The RSPCT ShotFactors graphic was featured throughout Turner’s Three-Point Contest coverage.
“There is a story behind shooting, and we believe it’s time to tell it. Shooting is more than just a make or a miss,” says RSPCT CEO Oren Moravtchik. “Turner and the NBA immediately understood that the first time they ever saw [our system] and said, Let’s do it.”

During Saturday night’s telecast, Turner featured an integrated scorebug-like graphic showing a circle representing the rim for each of the five racks of balls during the competition. As a player took a shot, groupings indicating where the ball hit the rim/basket were inserted in real time, showing where the ball landed on the rim or inside the basket.

“It’s a bridge between the deep analytics that teams are using and the average fan,” says RSPCT COO Leo Moravtchik. “Viewers can understand shooting accuracy faster and better without having to dive into analytics; they clearly see groupings of shots and why a shot is made or missed. Last night, if a player missed all five shots of a rack, you could see why: if they are all going right or all going left.”



Washington Wizards’ Bradley Beal’s ShotFactors from the Three-Point Contest.

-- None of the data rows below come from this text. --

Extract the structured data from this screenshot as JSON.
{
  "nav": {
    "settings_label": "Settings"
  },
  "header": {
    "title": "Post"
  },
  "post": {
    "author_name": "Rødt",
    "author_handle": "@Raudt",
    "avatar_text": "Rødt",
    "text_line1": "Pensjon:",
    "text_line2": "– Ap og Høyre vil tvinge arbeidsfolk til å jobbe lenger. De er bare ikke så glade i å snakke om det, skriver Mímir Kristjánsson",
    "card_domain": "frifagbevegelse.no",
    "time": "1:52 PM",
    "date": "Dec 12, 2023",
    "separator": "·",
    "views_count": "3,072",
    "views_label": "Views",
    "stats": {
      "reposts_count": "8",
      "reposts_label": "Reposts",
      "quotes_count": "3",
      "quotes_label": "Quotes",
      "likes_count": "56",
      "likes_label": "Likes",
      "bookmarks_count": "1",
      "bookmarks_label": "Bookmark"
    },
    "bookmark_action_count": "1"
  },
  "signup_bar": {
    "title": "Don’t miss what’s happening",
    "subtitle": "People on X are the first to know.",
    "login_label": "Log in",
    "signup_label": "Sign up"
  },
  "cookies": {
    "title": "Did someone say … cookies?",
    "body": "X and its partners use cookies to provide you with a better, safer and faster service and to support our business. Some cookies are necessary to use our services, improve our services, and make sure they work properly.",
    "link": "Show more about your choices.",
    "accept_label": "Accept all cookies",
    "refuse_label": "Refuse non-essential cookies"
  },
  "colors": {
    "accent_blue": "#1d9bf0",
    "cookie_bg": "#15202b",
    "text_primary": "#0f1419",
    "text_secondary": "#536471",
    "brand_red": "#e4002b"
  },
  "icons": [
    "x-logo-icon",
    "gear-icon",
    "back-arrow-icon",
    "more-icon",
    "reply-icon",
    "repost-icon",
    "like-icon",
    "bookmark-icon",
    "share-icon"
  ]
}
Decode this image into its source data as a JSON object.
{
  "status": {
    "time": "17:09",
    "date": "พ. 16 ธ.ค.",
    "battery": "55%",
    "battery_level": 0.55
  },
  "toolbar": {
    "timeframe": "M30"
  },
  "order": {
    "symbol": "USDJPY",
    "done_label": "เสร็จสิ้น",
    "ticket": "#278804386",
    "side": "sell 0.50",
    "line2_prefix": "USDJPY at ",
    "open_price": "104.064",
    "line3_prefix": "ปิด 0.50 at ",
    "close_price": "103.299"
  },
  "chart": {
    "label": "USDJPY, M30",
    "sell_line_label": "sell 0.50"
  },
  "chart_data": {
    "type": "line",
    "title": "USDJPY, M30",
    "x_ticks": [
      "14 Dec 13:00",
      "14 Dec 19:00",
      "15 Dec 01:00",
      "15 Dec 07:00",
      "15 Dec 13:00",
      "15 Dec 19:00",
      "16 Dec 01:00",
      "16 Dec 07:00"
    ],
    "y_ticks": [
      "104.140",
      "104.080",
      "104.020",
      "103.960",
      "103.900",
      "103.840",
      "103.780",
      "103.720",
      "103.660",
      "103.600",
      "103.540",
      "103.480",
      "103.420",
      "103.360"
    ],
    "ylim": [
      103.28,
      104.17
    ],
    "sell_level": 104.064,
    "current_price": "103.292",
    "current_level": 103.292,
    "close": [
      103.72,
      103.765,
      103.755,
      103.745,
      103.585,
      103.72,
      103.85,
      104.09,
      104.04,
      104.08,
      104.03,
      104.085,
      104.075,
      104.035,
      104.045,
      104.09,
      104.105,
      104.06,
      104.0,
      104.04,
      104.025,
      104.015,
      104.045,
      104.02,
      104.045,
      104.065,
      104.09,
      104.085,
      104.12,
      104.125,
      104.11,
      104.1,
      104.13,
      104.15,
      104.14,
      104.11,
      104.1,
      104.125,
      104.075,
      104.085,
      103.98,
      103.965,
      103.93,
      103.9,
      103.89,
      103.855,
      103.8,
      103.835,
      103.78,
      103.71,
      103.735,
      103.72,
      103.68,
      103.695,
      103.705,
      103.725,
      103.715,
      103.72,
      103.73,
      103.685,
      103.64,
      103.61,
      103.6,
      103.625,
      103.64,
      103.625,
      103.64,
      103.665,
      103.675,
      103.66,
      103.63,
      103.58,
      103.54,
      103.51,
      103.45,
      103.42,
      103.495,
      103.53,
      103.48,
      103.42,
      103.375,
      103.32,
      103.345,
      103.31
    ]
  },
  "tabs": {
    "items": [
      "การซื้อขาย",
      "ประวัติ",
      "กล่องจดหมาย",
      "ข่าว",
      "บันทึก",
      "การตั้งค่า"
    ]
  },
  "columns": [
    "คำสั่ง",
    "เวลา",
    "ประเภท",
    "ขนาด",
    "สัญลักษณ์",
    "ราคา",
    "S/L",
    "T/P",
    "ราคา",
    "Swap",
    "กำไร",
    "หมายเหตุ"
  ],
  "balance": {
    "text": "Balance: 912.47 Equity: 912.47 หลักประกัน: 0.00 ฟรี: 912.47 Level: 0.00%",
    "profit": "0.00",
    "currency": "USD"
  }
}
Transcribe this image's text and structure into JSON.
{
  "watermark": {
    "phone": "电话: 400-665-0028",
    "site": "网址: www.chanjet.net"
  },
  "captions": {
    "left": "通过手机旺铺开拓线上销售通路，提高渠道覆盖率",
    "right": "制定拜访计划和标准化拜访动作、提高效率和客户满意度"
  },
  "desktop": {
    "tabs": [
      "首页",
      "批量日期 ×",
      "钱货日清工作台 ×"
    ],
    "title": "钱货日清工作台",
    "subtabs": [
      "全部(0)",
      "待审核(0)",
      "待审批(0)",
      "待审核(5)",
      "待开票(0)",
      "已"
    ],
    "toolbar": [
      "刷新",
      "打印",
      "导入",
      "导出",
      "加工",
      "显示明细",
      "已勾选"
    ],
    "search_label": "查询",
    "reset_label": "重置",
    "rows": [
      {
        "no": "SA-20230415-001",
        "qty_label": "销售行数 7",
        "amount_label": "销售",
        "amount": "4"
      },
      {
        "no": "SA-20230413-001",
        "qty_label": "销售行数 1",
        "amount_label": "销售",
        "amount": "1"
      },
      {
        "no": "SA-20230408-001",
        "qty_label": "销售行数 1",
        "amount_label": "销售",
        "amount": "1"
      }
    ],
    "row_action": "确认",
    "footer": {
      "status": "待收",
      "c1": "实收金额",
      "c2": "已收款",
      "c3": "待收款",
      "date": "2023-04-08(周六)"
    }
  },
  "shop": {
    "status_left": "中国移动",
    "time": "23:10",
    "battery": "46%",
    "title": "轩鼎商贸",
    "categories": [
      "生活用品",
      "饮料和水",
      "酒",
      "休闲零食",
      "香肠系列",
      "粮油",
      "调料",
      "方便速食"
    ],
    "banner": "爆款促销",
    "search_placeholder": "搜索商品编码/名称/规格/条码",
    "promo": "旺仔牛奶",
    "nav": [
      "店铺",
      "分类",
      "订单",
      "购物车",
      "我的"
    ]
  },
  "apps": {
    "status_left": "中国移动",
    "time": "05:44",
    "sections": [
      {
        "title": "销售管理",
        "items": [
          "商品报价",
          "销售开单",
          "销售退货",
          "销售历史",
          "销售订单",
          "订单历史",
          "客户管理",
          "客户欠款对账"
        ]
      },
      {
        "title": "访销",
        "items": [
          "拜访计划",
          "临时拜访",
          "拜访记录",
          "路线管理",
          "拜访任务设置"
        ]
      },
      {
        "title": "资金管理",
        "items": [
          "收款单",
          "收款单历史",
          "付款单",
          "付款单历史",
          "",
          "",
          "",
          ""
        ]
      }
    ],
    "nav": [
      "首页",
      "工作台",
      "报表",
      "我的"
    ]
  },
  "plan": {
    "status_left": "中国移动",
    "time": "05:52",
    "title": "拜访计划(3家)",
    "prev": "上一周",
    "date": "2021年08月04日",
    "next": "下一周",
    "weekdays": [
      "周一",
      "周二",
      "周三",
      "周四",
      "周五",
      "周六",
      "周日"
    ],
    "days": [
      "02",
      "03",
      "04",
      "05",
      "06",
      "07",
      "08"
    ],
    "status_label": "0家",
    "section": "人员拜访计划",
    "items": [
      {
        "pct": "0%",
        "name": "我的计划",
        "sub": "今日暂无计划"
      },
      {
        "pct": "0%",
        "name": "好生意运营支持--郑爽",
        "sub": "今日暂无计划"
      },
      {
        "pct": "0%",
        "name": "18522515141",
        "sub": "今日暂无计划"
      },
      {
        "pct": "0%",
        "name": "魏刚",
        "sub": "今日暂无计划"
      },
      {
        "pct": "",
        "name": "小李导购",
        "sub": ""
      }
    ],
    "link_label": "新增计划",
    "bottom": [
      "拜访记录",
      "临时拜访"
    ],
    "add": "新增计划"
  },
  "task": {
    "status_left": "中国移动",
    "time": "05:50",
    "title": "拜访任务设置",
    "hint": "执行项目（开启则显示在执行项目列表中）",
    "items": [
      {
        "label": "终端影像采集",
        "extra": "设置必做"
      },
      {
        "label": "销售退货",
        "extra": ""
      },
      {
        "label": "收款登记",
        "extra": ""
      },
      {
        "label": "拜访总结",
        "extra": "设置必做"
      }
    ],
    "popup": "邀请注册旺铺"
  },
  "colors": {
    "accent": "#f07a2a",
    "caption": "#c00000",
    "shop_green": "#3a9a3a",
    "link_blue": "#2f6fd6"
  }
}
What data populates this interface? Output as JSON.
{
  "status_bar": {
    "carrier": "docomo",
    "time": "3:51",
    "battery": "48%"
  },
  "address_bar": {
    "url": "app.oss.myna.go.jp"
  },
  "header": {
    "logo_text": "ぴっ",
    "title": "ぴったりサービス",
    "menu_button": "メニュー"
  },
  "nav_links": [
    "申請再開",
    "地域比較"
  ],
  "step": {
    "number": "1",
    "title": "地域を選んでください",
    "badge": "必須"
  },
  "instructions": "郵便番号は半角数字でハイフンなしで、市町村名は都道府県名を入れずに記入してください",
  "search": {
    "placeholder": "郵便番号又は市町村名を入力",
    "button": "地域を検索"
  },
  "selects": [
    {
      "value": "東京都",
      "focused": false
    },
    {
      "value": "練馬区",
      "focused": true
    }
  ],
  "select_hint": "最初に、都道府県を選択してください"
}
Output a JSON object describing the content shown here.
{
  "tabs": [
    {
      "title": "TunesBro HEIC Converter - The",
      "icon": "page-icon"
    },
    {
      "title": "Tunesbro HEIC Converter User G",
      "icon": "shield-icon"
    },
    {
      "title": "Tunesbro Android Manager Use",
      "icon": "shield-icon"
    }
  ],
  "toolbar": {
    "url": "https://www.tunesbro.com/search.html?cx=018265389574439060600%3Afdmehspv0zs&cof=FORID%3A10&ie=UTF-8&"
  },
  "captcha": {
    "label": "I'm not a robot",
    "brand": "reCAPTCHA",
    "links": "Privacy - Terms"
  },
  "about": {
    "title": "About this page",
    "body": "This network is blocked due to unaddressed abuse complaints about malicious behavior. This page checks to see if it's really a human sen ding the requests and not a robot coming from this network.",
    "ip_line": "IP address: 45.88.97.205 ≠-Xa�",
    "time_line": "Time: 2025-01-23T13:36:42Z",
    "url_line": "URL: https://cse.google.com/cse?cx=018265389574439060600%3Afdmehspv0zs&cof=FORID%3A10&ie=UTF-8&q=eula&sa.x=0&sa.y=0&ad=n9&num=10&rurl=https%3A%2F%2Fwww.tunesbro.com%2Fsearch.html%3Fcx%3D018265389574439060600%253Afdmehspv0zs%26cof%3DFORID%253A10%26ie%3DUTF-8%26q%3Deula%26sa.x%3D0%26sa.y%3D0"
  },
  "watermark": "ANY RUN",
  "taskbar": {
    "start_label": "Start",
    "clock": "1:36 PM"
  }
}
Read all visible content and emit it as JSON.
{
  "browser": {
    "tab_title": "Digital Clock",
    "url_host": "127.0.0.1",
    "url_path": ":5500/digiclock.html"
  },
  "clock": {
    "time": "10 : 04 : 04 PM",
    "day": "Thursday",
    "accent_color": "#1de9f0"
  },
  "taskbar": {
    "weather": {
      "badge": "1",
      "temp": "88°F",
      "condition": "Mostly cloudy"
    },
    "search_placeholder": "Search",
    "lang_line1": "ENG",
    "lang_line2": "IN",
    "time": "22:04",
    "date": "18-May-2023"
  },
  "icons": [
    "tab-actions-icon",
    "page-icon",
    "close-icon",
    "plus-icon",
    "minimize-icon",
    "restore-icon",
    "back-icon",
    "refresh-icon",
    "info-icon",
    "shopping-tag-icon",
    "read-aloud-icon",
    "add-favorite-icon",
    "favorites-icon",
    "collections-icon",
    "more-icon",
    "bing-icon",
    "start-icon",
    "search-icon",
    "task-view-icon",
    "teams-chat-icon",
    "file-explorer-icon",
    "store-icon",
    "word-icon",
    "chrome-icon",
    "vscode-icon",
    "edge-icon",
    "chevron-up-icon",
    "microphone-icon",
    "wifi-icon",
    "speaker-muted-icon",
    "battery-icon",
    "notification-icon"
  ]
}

Notice the groupings: offset to the right in Rack 1, centered in Rack 4, and very
good but not centered on Rack 5.
The system, which can be set up in just 30 minutes, consists of a small Intel sensor mounted behind the top of the backboard and connected wirelessly to a small computing unit.


“We have some very sophisticated proprietary algorithms on the sensor,” says Oren Moravtchik. “The ball arrives at a high speed from the three-point line at various angles. We can [capture] the entire trajectory of the ball: where it came from, how it flew in the air, where it hit the basket — everything. We know the height of the player, the release point, and where it hit the basket, and then we can extrapolate back from there.” 
 

The RSPCT sensor on the basket can be seen here marked in red.  Although Saturday night marked the debut of the RSPCT system for the NBA, Leo Moravtchik sees far more potential once complete data sets on players can be captured — such as a full playoff series or even a full season. 


“There may be an amazing player shooting 18 out of 20 from every [three-point] location, but there are differences between locations beyond just field-goal percentage,” he says. “Based on our data, we not only can show them [that] shooting [tendencies] can predict, [that] we can actually project their field goals for the next 100 shots. We can tell them, If you are about to take the last shot to win the game, don’t take it from the top of the key because your best location is actually the right corner.”



RSPCT is not only focusing on sports broadcast and media clients but marketing the system as a scouting and player-development tool.
“We’re [targeting] NBA teams, college teams, and even high school and amateur teams,” says Leo Moravtchik. “Wherever there is a basket — camps, gyms, schools — people want to see how they are shooting. We can bring it there because it’s a 30-minute installation and very cost-effective.”




Ads Inside Post